• Exercise objective: Search the entries for the word "title". Copy every line where it turns up.

• Records for this task:

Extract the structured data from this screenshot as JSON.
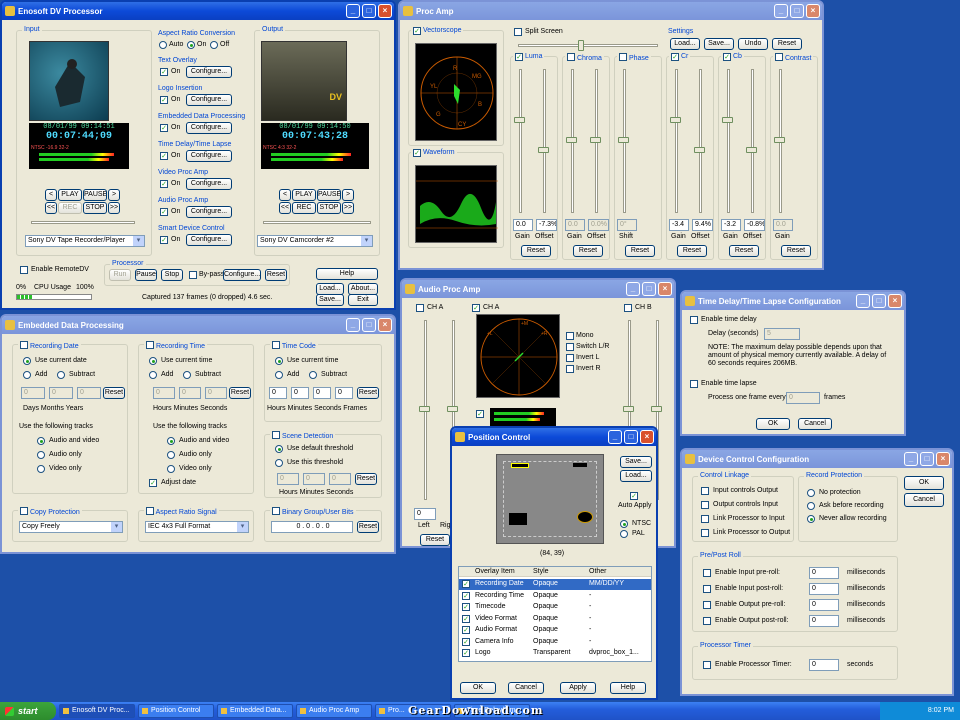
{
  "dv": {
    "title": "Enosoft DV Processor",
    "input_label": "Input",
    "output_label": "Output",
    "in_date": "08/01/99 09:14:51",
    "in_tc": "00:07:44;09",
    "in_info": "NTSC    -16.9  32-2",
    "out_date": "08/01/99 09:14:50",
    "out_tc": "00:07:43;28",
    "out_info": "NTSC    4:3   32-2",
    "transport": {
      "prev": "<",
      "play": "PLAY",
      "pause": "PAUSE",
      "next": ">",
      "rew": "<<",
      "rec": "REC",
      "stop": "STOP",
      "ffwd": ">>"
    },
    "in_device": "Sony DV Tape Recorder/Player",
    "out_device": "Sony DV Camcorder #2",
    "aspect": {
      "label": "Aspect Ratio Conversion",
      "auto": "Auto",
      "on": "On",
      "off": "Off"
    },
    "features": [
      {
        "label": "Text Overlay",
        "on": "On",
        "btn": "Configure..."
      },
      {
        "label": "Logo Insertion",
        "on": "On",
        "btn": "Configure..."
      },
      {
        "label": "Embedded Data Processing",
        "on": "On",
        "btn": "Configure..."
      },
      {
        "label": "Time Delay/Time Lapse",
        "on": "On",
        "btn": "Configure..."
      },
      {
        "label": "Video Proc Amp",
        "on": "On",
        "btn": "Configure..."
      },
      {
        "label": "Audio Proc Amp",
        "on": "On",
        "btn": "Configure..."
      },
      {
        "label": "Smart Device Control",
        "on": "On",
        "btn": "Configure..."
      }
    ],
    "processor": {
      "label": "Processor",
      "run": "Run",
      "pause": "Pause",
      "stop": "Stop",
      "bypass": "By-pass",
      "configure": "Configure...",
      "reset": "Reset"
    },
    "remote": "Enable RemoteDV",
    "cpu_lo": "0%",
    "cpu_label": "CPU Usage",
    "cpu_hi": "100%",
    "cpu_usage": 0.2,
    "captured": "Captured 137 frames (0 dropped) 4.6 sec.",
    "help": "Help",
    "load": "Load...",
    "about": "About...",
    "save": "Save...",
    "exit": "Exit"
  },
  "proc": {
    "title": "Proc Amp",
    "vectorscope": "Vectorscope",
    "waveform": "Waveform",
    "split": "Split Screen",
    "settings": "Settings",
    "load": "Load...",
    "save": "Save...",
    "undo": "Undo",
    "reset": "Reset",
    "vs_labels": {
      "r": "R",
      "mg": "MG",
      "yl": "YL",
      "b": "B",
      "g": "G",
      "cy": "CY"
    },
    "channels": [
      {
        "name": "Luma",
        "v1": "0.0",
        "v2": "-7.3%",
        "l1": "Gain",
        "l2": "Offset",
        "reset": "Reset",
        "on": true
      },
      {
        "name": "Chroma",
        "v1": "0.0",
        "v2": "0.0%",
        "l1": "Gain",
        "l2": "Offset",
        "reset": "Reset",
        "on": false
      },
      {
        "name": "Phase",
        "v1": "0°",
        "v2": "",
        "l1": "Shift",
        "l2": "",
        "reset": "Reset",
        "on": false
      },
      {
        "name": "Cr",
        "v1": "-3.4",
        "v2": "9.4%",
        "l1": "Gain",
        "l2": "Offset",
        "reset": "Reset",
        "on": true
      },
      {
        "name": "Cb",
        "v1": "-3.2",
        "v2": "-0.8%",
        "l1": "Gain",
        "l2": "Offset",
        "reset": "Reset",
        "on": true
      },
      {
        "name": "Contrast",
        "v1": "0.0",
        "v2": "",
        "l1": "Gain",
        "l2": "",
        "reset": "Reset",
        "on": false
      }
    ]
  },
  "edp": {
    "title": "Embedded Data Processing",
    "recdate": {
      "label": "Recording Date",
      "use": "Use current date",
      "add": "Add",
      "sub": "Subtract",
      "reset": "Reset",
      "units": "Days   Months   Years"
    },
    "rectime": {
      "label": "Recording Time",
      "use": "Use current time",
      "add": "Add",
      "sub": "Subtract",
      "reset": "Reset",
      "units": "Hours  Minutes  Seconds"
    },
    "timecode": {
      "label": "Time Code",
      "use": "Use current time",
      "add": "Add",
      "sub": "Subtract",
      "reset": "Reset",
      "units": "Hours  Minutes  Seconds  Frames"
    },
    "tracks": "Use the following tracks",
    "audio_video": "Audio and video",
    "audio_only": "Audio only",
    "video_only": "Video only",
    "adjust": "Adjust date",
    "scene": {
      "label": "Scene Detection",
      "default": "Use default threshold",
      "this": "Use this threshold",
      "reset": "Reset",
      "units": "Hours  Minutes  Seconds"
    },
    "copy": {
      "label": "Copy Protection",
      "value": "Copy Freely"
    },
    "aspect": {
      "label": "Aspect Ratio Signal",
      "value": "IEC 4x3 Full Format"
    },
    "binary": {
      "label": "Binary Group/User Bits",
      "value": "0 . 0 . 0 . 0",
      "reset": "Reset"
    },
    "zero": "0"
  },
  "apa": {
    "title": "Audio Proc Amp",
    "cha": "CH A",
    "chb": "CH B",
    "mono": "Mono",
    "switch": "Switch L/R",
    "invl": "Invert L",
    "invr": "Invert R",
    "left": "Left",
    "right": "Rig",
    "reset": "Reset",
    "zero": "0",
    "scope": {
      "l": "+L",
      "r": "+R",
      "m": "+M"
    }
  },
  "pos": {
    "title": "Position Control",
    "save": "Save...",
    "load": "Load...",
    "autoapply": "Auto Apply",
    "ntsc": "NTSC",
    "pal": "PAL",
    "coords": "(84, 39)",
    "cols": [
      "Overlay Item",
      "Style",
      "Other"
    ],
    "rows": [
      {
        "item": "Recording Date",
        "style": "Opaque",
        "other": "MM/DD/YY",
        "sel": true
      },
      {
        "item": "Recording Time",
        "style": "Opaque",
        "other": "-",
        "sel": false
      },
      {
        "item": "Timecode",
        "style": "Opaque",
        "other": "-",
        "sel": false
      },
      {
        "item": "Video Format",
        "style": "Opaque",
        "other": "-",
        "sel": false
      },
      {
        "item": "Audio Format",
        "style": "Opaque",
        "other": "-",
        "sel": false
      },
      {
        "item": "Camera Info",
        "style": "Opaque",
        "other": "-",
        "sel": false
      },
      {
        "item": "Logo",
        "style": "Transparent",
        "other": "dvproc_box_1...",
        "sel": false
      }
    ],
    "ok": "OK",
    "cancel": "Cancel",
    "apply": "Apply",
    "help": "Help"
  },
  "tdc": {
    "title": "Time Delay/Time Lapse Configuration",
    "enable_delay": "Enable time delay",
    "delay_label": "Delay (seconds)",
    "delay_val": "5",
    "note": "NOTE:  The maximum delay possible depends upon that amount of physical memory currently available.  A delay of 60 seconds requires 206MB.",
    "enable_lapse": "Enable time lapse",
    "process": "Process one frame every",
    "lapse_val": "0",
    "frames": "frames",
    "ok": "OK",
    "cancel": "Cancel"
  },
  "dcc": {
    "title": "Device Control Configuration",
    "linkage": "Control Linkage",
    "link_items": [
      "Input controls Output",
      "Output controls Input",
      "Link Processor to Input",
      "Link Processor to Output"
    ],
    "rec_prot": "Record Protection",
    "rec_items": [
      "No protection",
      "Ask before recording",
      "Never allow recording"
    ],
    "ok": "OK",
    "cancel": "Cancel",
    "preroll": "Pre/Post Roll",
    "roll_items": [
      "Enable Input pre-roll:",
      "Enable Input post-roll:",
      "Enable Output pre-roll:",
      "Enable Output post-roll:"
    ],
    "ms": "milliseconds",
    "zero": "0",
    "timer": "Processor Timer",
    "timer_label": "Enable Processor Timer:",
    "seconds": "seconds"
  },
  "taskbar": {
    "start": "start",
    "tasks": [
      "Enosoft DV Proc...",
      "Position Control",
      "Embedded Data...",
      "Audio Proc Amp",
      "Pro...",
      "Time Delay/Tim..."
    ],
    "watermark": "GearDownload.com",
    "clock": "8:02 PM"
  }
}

• Result below:
    "title": "Enosoft DV Processor",
    "title": "Proc Amp",
    "title": "Embedded Data Processing",
    "title": "Audio Proc Amp",
    "title": "Position Control",
    "title": "Time Delay/Time Lapse Configuration",
    "title": "Device Control Configuration",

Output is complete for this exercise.